*** DATA LISTING ***
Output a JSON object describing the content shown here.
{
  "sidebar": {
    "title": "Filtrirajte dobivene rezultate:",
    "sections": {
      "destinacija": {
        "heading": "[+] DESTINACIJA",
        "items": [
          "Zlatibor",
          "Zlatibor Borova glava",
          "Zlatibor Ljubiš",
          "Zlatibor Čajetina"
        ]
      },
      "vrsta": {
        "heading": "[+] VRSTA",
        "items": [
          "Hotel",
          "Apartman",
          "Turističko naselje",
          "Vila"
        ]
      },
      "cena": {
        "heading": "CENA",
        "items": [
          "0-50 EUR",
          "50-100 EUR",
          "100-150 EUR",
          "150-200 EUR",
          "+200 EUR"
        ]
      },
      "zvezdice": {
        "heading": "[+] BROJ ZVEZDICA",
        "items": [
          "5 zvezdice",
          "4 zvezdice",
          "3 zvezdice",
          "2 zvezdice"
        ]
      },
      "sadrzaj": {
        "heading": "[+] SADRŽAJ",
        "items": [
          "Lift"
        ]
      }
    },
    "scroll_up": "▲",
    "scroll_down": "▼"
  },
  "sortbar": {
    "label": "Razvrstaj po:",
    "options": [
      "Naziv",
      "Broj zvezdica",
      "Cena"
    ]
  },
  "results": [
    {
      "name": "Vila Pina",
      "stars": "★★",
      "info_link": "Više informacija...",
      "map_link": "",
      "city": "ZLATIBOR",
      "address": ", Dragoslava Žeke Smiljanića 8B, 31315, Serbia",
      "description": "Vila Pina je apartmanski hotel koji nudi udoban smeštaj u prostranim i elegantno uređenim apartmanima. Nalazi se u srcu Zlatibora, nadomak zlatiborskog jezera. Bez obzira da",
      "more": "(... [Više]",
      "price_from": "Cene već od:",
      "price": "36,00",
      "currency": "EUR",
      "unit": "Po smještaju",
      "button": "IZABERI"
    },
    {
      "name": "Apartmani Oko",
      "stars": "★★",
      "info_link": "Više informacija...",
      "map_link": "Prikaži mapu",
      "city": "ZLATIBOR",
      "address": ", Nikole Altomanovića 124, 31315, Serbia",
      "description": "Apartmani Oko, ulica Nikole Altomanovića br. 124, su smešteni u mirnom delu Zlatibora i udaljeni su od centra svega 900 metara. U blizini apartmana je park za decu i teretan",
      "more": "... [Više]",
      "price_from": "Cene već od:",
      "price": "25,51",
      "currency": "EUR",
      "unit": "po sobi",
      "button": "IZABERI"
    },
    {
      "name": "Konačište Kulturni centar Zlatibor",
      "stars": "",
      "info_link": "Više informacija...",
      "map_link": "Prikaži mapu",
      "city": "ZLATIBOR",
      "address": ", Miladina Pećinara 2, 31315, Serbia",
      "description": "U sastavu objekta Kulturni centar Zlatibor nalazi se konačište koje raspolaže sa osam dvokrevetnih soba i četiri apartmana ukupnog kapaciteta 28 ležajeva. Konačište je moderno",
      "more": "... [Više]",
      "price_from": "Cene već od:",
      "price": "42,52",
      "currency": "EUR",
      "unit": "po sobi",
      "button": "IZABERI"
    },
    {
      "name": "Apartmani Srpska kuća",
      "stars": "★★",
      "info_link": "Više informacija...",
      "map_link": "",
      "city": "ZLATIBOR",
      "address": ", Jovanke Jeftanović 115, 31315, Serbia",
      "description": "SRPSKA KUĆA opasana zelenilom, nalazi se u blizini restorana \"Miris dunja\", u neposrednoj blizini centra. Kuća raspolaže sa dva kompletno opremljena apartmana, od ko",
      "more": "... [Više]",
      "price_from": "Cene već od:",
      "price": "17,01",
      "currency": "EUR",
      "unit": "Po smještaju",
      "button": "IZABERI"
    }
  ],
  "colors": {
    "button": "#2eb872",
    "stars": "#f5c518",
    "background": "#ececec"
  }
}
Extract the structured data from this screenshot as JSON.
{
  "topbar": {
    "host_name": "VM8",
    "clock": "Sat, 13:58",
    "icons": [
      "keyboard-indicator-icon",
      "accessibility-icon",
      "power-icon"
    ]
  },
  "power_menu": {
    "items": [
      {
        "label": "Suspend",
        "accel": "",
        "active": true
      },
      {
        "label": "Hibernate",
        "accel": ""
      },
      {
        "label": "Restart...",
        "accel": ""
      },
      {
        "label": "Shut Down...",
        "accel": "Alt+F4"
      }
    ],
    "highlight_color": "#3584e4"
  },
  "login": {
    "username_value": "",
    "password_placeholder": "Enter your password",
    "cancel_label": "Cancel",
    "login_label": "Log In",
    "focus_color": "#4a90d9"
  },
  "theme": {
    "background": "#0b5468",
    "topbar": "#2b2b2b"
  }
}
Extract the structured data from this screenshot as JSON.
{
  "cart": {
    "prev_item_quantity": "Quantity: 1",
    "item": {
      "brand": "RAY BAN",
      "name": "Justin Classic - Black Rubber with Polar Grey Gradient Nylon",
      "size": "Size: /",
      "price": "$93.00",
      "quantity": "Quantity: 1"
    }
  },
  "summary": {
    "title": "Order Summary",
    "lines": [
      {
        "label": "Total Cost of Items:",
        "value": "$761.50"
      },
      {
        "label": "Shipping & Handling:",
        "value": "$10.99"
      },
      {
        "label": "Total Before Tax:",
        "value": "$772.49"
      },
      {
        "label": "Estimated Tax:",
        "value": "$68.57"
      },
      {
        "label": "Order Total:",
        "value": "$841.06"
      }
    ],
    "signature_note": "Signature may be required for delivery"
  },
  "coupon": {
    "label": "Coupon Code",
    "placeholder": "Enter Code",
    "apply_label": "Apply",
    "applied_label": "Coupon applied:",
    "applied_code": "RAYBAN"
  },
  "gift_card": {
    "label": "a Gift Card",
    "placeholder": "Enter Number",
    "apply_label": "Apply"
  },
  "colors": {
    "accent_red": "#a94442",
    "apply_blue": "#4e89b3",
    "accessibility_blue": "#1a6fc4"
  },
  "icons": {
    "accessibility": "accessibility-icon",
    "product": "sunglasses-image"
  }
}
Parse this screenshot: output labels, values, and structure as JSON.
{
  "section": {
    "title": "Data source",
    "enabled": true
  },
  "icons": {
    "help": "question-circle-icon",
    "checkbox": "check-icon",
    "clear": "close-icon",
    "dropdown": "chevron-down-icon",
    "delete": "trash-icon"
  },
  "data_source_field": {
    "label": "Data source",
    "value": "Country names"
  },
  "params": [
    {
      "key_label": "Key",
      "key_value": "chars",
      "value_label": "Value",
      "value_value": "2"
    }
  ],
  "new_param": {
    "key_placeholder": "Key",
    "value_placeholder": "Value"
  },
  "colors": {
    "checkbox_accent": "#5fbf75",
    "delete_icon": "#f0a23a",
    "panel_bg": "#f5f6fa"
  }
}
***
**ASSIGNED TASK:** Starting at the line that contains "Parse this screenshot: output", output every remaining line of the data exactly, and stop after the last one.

**SOLUTION TO THIS PROBLEM:**
Parse this screenshot: output labels, values, and structure as JSON.
{
  "section": {
    "title": "Data source",
    "enabled": true
  },
  "icons": {
    "help": "question-circle-icon",
    "checkbox": "check-icon",
    "clear": "close-icon",
    "dropdown": "chevron-down-icon",
    "delete": "trash-icon"
  },
  "data_source_field": {
    "label": "Data source",
    "value": "Country names"
  },
  "params": [
    {
      "key_label": "Key",
      "key_value": "chars",
      "value_label": "Value",
      "value_value": "2"
    }
  ],
  "new_param": {
    "key_placeholder": "Key",
    "value_placeholder": "Value"
  },
  "colors": {
    "checkbox_accent": "#5fbf75",
    "delete_icon": "#f0a23a",
    "panel_bg": "#f5f6fa"
  }
}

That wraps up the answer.